2. Know Your Purpose:  Stemming from the above advice, being unsure of what your daily tasks consist of is a nerve wracking proposition.  Similarly, standing around awkwardly while desperately trying to find someone to direct you is not the best way to establish yourself at a workplace.  It's quite simple to prevent this situation from occurring:  just ask a few key questions about your role at the workplace.

3. Be As Helpful As Possible:  Even if you feel unsure about striking up conversations with other employees or interns, showing a willingness to help others speaks volumes on your behalf.  Lifting items, holding doors, fetching equipment:  completing each of these small tasks establishes you as a conscientious and thoughtful intern (no nerve-wracking feats required).

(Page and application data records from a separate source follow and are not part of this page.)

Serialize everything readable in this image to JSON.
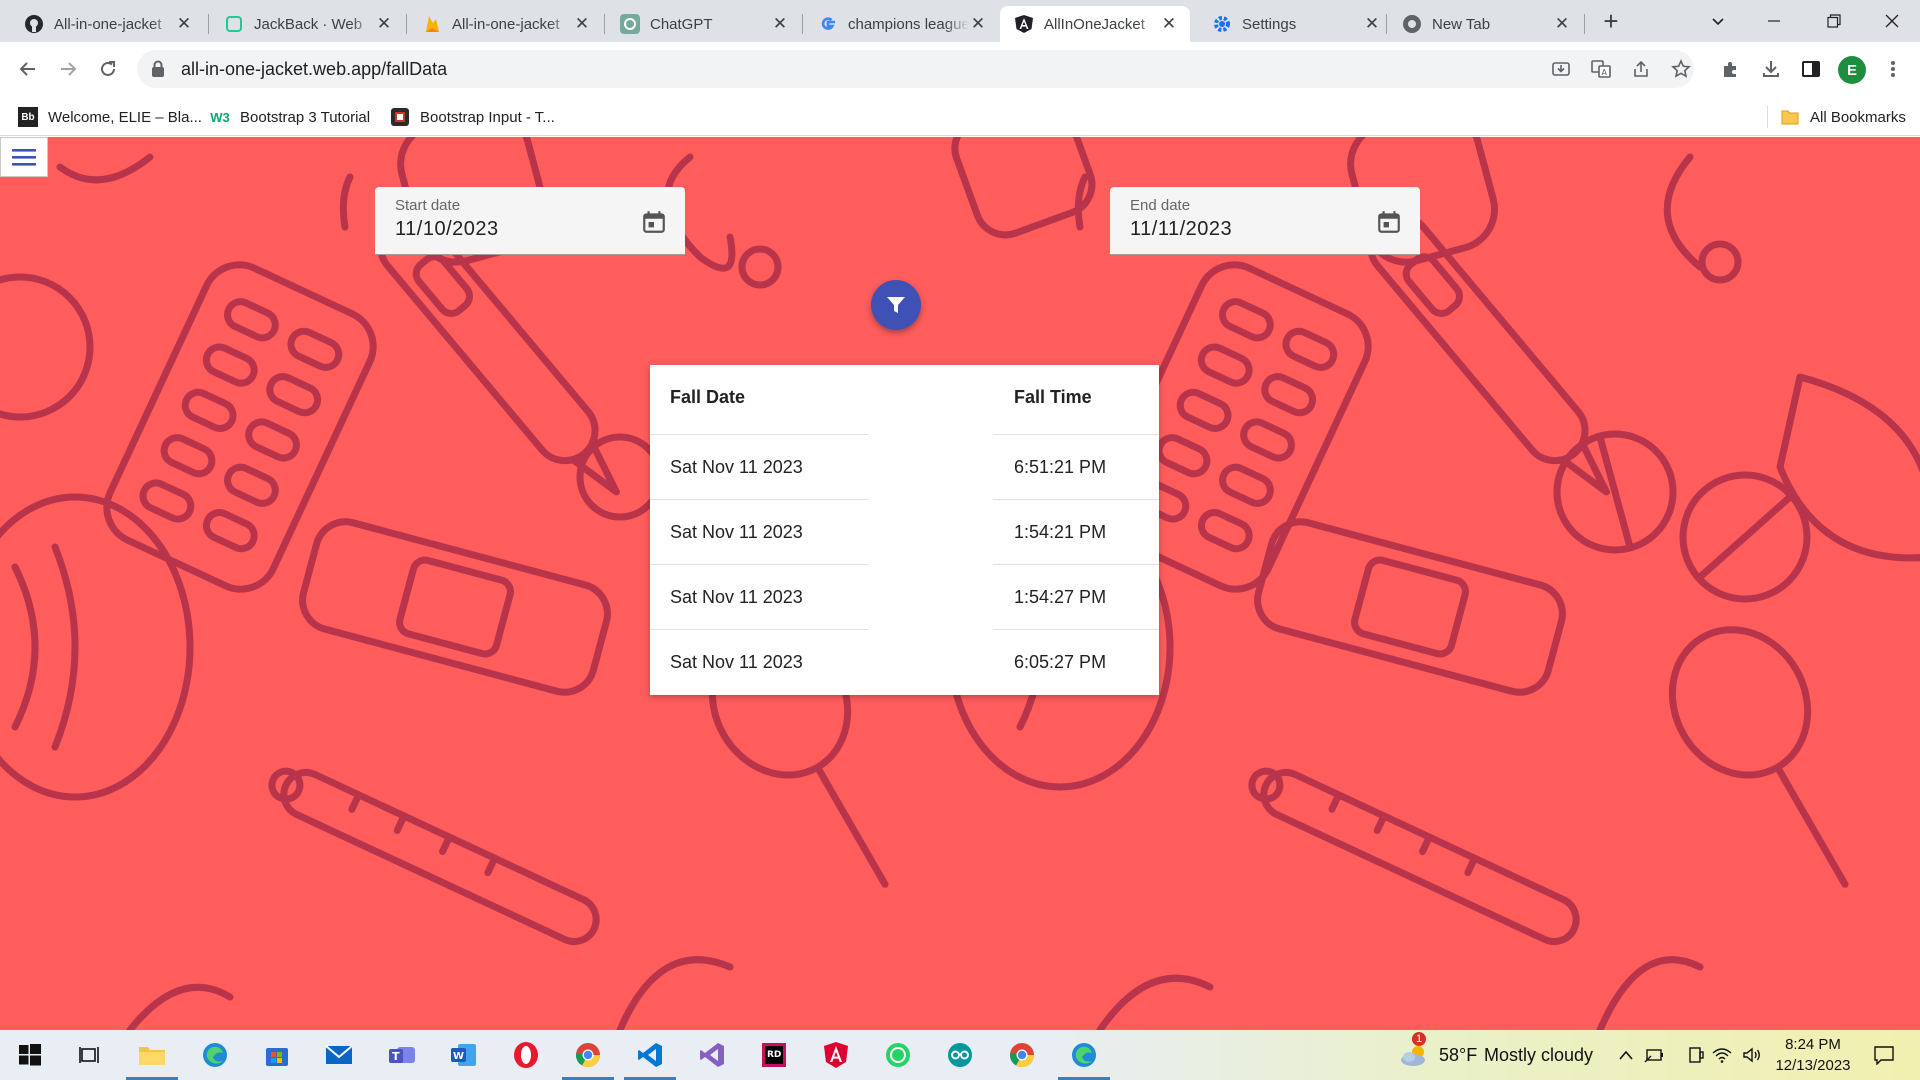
{
  "browser": {
    "tabs": [
      {
        "title": "All-in-one-jacket",
        "icon": "github-icon",
        "active": false
      },
      {
        "title": "JackBack · Web",
        "icon": "jackback-icon",
        "active": false
      },
      {
        "title": "All-in-one-jacket",
        "icon": "firebase-icon",
        "active": false
      },
      {
        "title": "ChatGPT",
        "icon": "chatgpt-icon",
        "active": false
      },
      {
        "title": "champions league",
        "icon": "google-icon",
        "active": false
      },
      {
        "title": "AllInOneJacket",
        "icon": "angular-icon",
        "active": true
      },
      {
        "title": "Settings",
        "icon": "settings-gear-icon",
        "active": false
      },
      {
        "title": "New Tab",
        "icon": "chrome-icon",
        "active": false
      }
    ],
    "url": "all-in-one-jacket.web.app/fallData",
    "profile_initial": "E",
    "bookmarks": [
      {
        "label": "Welcome, ELIE – Bla...",
        "icon_text": "Bb"
      },
      {
        "label": "Bootstrap 3 Tutorial",
        "icon_text": "W3"
      },
      {
        "label": "Bootstrap Input - T...",
        "icon_text": ""
      }
    ],
    "all_bookmarks_label": "All Bookmarks"
  },
  "page": {
    "background_color": "#ff5c5c",
    "pattern_color": "#b8344a",
    "start_date": {
      "label": "Start date",
      "value": "11/10/2023"
    },
    "end_date": {
      "label": "End date",
      "value": "11/11/2023"
    },
    "filter_button_color": "#3f51b5",
    "table": {
      "headers": [
        "Fall Date",
        "Fall Time"
      ],
      "rows": [
        [
          "Sat Nov 11 2023",
          "6:51:21 PM"
        ],
        [
          "Sat Nov 11 2023",
          "1:54:21 PM"
        ],
        [
          "Sat Nov 11 2023",
          "1:54:27 PM"
        ],
        [
          "Sat Nov 11 2023",
          "6:05:27 PM"
        ]
      ]
    }
  },
  "taskbar": {
    "weather": {
      "temp": "58°F",
      "condition": "Mostly cloudy",
      "badge": "1"
    },
    "clock": {
      "time": "8:24 PM",
      "date": "12/13/2023"
    }
  }
}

4. Be Kind To Yourself:  In other words, don't berate yourself for feeling awkward or uncomfortable during your internship.  Allowing yourself enough time to become accustomed to this new environment is the only way to abolish those feelings of anxiety. Until that occurs, self-inflicted negativity only takes away from the internship experience.

5. Take A Deep Breath:  If this is your first internship experience, remember that being a bit anxious or scared is completely normal--but also remember that an internship is an exciting opportunity, no matter what form it takes.  Inhale, exhale, and prepare to learn!

Truly, internships are one of the most valuable learning tools available to younger generations.  Being immersed in a work environment provides a greater understanding of a certain field--and, to a certain extent, a greater understanding of yourself and your capabilities.  Remember:
"The days you are most uncomfortable are the days you learn the most about yourself." -- Mary L. Bean
Do you have any advice about tackling internships?